by Sandra Olivetti Martin

In one corner of the world, as letter-writer James Hoage noted on this page last week, people are naming their children Osama. Here in Chesapeake Country, we’re expecting a lot of Cals. But my second grandchild came into the world at 8:21am on Thursday, October 4, 2001, as Elsa.

Her full moniker is Elsa Leigh Knoll, and each name of it resonates. But it’s Elsa I can’t get past, for she is the second Elsa in my life. And full well though I know this seven-pound, not-quite-10-ounce infant will grow into her own woman, I can’t help believing she gives the first Elsa a second chance.

The first Elsa could use it.

If you could navigate this world on natal grace alone, my mother could have had it as her oyster. Elsa Olivetti had, in her own way, the will of Mussolini, the beauty of Marilyn Monroe, the inventiveness of both Wright brothers, the playfulness of a young cat and the work ethic of Cal Ripkin. She believed she could do anything, and she just about could. A poor child of immigrant parents, she bought her piece of the American dream by hard work — and the good luck to be working hard in World War II’s boom economy. By her 30s, all the hallmarks of 1950s’ success were hers: She wore furs and diamonds and drove convertible Cadillacs.

But Elsa Olivetti was not lucky in love, and for its lack not all her gifts together could compensate.

For her namesake, fate has opened a different book. Our new little Elsa is born into prosperity if not peace. Loving her with tenderness as well as fierceness, her mother, my daughter-in-law, will be no Catherine Olivetti, as hard on her daughter as fate was on her. Her father, my son, who blooms in her presence and can change diapers too, will share in bringing her up. Her brother, 13-month-old Jack, will be as blessed as she by love and goods and plenty.

Ringing round that four with love are circles of grandparents, uncles, aunts, cousins and great-grandparents — even to her 90-year-old great-grandfather Leighton, who gives her second name.

Elsa Leigh has been born lucky in love, and in her life I’ll see each day the proof of what enough love, enough time and good times can do to nourish the great gifts we are born to. If I am lucky, I will live to see this Elsa redefine my standard of human potential.

For each of us in her adoring circle, Elsa keeps a different promise. For Lisa Edler, her mother, she brings ‘Elsa Ledler’ out of the nicknaming society of chanting girls into the flesh. For Alex, her father, she is his own Elsa, as he was Elsa’s own Alex. For Bill, she is the closest thing to a daughter. For John, she balances the scale of progeny: two sons and a grandson; two daughters and a granddaughter. For Marilyn and Howard, she mirrors for their daughter the matched set of their own family.

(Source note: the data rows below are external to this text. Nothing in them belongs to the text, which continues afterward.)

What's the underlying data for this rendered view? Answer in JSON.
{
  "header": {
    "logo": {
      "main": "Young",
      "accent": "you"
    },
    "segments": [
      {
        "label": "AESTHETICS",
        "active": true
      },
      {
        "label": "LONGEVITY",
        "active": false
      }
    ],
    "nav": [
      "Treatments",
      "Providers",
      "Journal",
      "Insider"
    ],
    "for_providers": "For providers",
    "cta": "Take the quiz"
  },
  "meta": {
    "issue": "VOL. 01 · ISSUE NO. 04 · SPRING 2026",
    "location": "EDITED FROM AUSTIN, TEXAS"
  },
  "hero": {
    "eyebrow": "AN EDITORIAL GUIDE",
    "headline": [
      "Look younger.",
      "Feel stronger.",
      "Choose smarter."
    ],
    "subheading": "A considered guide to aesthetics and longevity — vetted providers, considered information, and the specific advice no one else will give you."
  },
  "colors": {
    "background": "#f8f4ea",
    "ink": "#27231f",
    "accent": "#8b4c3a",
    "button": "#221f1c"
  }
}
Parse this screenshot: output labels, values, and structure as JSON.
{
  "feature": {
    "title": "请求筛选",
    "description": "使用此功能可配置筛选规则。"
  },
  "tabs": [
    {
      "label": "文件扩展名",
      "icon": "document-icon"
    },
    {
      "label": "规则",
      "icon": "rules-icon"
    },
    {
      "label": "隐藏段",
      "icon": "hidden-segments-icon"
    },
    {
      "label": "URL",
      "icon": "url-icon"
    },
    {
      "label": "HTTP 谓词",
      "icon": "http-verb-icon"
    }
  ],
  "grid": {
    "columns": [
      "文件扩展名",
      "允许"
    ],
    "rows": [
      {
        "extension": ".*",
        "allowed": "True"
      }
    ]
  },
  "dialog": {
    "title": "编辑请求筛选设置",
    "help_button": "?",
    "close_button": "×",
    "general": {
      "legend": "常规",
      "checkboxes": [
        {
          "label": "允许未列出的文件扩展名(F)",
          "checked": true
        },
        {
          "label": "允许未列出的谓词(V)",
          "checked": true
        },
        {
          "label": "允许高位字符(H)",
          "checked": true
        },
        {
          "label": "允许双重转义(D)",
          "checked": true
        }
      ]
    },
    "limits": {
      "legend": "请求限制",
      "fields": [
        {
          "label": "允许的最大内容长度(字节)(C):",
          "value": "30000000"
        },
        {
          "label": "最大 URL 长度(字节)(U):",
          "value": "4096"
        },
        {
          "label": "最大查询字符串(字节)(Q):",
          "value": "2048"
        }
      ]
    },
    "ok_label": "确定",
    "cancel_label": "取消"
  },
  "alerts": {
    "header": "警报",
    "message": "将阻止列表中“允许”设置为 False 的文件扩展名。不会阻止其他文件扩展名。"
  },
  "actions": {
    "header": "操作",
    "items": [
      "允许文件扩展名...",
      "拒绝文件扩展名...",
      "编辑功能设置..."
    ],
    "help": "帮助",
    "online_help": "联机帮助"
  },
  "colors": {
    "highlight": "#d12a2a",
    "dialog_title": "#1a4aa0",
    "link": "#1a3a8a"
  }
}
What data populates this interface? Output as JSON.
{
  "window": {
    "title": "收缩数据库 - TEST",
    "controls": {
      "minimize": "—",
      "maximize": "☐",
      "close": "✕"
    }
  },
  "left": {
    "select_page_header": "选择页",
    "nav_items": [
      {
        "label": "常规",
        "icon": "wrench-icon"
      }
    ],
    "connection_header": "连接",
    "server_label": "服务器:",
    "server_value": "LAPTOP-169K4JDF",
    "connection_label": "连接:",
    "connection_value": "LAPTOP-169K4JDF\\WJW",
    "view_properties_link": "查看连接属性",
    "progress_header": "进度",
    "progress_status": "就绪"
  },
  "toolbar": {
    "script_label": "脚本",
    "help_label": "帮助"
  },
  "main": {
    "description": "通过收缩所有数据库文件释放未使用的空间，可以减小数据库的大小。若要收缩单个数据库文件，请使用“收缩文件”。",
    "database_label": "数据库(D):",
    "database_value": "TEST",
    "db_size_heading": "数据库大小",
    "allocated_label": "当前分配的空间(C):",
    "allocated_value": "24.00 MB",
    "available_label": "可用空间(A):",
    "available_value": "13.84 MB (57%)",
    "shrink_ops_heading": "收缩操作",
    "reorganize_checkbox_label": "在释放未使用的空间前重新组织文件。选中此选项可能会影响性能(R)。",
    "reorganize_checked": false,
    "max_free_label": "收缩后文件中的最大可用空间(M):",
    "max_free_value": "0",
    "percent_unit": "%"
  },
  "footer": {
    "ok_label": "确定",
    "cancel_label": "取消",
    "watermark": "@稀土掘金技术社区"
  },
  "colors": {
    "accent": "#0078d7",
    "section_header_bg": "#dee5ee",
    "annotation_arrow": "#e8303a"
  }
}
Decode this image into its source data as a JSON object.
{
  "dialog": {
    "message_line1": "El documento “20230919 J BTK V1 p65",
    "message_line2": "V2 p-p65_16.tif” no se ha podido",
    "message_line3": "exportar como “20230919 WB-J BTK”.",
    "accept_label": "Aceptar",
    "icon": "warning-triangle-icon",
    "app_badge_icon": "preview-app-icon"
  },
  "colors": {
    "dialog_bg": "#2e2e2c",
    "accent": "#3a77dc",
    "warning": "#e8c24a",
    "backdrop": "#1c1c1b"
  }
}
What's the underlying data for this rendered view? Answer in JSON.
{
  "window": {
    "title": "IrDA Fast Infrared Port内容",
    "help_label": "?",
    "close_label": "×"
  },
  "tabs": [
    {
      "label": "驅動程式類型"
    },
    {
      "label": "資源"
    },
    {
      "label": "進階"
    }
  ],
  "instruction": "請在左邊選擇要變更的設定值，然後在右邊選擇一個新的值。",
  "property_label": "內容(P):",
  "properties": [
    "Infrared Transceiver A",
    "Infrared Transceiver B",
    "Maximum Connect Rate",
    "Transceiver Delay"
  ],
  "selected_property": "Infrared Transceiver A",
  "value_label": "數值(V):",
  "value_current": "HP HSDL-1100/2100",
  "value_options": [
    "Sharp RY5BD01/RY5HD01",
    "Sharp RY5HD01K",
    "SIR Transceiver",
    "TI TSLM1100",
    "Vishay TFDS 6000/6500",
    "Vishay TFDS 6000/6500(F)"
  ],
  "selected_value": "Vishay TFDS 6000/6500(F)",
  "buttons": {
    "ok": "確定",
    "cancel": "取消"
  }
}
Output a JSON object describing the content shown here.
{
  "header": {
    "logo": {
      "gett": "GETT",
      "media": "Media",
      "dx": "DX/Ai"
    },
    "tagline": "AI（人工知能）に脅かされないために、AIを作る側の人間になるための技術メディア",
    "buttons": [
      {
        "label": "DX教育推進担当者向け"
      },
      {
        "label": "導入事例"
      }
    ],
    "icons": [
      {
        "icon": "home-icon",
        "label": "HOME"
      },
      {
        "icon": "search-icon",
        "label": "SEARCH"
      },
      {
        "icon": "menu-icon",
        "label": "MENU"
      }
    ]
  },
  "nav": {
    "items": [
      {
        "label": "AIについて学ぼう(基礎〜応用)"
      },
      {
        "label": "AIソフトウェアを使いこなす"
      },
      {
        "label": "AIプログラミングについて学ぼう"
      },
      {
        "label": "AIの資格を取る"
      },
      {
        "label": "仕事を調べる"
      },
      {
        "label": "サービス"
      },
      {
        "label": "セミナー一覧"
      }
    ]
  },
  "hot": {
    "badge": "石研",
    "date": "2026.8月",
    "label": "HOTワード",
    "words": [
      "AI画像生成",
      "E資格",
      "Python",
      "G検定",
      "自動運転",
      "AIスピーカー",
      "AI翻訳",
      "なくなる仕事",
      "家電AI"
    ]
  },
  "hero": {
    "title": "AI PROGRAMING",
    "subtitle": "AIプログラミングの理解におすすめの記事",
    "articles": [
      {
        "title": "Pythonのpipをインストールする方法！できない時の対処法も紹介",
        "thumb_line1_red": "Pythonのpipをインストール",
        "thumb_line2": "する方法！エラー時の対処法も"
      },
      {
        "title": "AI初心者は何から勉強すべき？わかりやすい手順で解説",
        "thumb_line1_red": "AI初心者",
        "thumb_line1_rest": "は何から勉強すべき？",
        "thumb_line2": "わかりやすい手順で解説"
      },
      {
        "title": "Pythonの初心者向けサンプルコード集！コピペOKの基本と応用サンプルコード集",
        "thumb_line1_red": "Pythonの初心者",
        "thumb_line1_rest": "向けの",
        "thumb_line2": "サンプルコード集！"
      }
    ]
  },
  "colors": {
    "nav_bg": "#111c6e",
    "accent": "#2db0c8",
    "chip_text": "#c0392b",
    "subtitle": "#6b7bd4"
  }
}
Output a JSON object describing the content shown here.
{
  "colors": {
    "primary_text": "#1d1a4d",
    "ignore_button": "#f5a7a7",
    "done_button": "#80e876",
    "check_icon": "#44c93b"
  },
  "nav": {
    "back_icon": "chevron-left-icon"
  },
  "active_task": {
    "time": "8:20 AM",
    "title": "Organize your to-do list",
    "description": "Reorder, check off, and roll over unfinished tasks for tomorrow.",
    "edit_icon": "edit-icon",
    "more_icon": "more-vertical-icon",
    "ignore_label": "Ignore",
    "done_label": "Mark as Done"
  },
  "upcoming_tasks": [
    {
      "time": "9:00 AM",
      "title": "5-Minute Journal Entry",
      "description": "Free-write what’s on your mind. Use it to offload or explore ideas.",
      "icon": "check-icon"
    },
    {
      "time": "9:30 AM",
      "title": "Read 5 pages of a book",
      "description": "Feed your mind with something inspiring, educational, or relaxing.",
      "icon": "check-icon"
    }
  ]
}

For herself and for each of us, Elsa has already satisfied her first challenge: How a second child coming so soon can make her own place in a family that seemed complete without her. For she has given each of us something we lacked but never dreamed to count as ours.

Some of us will call her Ellie. Some of us, blessed with an Uncle Elsworth, say they’ll call her Els or simply El.

I don’t know what I’ll call her. Elsa is a big name for a tiny baby, and everytime I hear it, I shiver. Whatever I call her, in naming their daughter her parents have given me the gift of hope. My hope is that one of us can complete another. Out of time, out of reason, out of touch — and without becoming less ourselves.

So I am enrolled in the sorority of double entendre, whose members hear one name and evoke two people. For Bridget, Tessa is not only daughter but a sister dead too soon. For April, James is not son but a young soldier dead in Vietnam. And for me: Elsa brackets my life.

We all hear echoes every time we hear our new love’s name.

Copyright 2001
Bay Weekly